Medical researchers turn to crowdsourcing in the coding community to crack DNA data challenges.
In 2014, a team of Pfizer scientists faced a data bottleneck. While conducting a study to find genetic variations that could increase a person’s risk of developing Chronic Obstructive Pulmonary Disease (COPD) — a group of lung diseases that includes emphysema and chronic bronchitis — they collected millions of data points.
With their best available software at the time, it took up to ten hours to analyze the associated genetic markers of just a single trait, such as lung function, smoking history, or whether or not they had COPD. For this study to be useful, the researchers hoped to look at multiple traits at once from a pool of nearly 10,000 subjects. With the current algorithm, it would be nearly impossible to analyze all that data.
Turning To The Crowd
To find a faster algorithm, the team of researchers reached outside the walls of Pfizer to the wisdom of the crowd. That spring they posed the challenge to an online community that hosts coding contests. Competitors were incentivized with cash prizes and the bragging rights of solving a complex coding problem.
“We’re not a software development company,” says Pfizer’s Scott Jelinsky, a computational biologist in the Inflammation and Immunology unit at Kendall Square, who led the project with respiratory lead Iain Kilty. “One of the benefits of going out to the crowd is the on-demand resources. You’re more likely to find people with both the skills and the time to help us out.”
Another advantage to crowdsourcing is the diversity of minds who tackle the challenge, from engineers to physicists. “It’s a real advantage to remove biases from specific fields,” adds Jelinsky.
And The Winner Is…
The first contest spanned ten days, with over 400 entries from around the globe. The top prize went to a coder from France, who went by the handle Doudouille. A computer engineer for a digital marketing company by day, Doudouille developed an algorithm that reduced the processing time from ten hours to twenty minutes. His trick was being able to figure out a formula that could determine the one percent of genetic data that was significant to look at— and the rest that could be left out.
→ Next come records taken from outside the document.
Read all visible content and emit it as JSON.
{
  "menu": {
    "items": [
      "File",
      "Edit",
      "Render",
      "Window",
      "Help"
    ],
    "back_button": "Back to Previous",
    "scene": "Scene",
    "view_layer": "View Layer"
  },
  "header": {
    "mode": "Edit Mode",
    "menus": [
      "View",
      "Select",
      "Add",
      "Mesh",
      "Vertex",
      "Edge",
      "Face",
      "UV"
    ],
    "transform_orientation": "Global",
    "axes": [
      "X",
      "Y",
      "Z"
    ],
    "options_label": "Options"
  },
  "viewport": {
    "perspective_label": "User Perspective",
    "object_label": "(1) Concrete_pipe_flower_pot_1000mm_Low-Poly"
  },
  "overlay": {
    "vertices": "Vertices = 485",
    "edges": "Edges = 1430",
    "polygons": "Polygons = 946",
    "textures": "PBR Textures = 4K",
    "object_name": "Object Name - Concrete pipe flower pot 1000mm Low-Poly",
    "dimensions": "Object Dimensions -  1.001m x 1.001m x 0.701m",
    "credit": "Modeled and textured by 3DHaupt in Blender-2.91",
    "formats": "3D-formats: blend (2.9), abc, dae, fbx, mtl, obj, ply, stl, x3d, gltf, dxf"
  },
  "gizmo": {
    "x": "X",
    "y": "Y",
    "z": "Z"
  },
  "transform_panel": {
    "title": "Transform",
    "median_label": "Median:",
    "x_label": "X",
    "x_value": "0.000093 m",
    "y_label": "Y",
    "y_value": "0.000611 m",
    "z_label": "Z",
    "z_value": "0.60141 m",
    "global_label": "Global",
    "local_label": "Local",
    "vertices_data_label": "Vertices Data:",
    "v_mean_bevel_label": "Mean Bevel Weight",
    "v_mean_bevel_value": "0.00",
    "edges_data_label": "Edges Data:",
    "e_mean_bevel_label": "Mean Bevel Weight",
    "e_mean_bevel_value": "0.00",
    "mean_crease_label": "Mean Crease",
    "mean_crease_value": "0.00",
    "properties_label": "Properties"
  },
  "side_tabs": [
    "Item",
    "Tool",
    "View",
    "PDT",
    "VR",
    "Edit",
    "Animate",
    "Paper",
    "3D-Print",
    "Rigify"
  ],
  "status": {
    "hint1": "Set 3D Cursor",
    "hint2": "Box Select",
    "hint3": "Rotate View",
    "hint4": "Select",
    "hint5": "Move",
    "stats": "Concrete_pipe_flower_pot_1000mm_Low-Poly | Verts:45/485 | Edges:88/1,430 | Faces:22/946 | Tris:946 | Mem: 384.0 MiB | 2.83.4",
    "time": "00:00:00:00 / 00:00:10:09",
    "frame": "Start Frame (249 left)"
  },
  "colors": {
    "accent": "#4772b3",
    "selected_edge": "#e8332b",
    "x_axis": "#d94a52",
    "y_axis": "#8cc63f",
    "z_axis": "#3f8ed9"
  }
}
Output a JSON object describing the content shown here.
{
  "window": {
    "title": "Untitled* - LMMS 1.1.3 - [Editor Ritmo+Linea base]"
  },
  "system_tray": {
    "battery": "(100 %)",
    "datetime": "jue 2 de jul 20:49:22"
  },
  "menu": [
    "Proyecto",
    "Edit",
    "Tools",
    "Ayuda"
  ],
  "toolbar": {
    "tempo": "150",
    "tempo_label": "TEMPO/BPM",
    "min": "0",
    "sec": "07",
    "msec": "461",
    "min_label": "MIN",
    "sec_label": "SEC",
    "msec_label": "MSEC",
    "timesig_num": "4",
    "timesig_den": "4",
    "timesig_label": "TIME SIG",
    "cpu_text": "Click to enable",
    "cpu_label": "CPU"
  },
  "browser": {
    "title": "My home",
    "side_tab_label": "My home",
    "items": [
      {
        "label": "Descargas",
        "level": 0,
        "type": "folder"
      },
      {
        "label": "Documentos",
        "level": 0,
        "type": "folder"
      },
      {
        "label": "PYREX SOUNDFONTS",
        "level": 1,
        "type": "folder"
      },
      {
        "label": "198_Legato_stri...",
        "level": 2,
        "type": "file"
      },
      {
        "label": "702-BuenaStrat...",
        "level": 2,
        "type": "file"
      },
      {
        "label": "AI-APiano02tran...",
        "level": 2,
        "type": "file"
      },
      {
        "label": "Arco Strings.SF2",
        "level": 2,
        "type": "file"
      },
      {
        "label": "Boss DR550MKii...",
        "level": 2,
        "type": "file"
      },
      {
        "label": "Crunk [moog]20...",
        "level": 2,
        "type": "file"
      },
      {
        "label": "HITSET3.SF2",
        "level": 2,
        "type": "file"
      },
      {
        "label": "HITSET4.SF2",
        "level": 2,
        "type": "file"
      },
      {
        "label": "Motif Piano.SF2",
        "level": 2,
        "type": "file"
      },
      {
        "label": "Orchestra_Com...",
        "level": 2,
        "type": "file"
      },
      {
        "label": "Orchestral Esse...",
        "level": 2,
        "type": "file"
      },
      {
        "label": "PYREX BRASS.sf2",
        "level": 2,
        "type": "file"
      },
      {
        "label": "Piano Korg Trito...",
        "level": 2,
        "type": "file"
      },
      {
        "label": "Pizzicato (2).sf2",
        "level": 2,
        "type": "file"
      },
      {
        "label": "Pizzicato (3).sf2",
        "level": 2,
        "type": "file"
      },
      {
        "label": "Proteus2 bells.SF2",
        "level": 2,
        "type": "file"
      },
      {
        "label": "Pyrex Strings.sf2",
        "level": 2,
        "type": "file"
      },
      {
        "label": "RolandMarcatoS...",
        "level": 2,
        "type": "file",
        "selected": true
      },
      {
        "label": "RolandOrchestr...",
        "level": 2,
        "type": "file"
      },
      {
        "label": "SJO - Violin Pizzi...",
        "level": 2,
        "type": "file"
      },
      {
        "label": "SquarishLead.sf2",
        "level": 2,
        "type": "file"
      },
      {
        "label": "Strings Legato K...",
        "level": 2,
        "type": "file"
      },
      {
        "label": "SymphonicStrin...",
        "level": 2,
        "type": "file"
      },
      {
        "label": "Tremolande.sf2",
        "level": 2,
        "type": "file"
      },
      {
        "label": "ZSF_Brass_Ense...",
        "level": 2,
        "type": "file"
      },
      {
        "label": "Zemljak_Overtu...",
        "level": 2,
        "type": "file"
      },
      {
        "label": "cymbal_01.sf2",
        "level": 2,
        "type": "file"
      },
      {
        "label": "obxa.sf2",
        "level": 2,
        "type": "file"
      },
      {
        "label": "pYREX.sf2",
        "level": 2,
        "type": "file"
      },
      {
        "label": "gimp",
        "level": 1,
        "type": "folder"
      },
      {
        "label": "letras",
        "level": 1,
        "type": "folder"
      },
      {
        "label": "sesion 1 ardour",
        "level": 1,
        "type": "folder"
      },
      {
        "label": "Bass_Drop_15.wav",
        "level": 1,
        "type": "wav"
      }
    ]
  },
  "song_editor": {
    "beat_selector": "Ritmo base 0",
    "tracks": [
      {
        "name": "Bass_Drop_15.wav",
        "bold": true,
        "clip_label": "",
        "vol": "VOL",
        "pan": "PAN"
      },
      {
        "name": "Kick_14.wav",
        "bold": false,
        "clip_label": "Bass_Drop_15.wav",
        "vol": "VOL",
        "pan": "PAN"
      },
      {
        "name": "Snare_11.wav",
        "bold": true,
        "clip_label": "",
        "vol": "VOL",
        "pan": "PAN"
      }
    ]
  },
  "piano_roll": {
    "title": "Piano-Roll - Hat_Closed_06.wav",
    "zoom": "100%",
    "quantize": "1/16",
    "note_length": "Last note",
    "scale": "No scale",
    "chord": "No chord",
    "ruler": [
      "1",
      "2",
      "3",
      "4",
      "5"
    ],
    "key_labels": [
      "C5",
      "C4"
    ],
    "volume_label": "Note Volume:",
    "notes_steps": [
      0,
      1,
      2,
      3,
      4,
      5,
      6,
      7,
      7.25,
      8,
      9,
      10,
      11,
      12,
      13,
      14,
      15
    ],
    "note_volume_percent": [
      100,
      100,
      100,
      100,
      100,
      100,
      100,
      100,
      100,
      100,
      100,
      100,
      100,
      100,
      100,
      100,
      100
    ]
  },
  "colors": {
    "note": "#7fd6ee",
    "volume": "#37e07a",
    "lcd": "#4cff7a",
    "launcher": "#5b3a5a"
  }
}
Jelinsky eventually contracted the winner to help implement the software solution.
In the following weeks, later phases of the contest led to reducing the computational time to thirty seconds.
Novel Approaches to Science
In early 2017, Jelinsky and Kilty were invited to the White House to speak at a meeting for The Cancer Moonshot program about Pfizer’s successes in using crowdsourcing to find faster and better approaches to analyzing clinical data.
Crowdsourcing can be an important tool in keeping drug innovation moving forward, according to Jelinsky. “It’s accelerating the way we do things,” he says. “But it’s also creating novel approaches to the way we do science. It’s allowing us to think in ways we haven’t thought before.”
When you think of a statistician, you may picture a math whiz hastily scrawling formulas on a white board in the halls of academia or the trading floors of finance. But statisticians—specifically, biostatisticians—play a critical role in discovering and developing new medicines.
In the year since the pandemic struck, the world has watched one of the greatest real-life dramas of all time unfold: the quest for a vaccine. In the past, drug development and clinical trials were of interest to a relatively small group of scientists, regulators and health care professionals. But with the threat of COVID-19 looming large, time has not been a luxury. The race for a vaccine has become a true spectacle, carrying with it the potential to save untold numbers of lives, globally.
By the end of February 2021, just over one year since the novel coronavirus emerged and disrupted our lives, approximately 136 million people worldwide had received at least one dose of COVID-19 vaccine.1 Interestingly, the disruption itself fueled the innovation that allowed such rapid development and deployment of the vaccine. Government issued stay-at-home orders, combined with a desire to protect researchers and the public from infectious disease, made it highly challenging to conduct clinical trials as usual.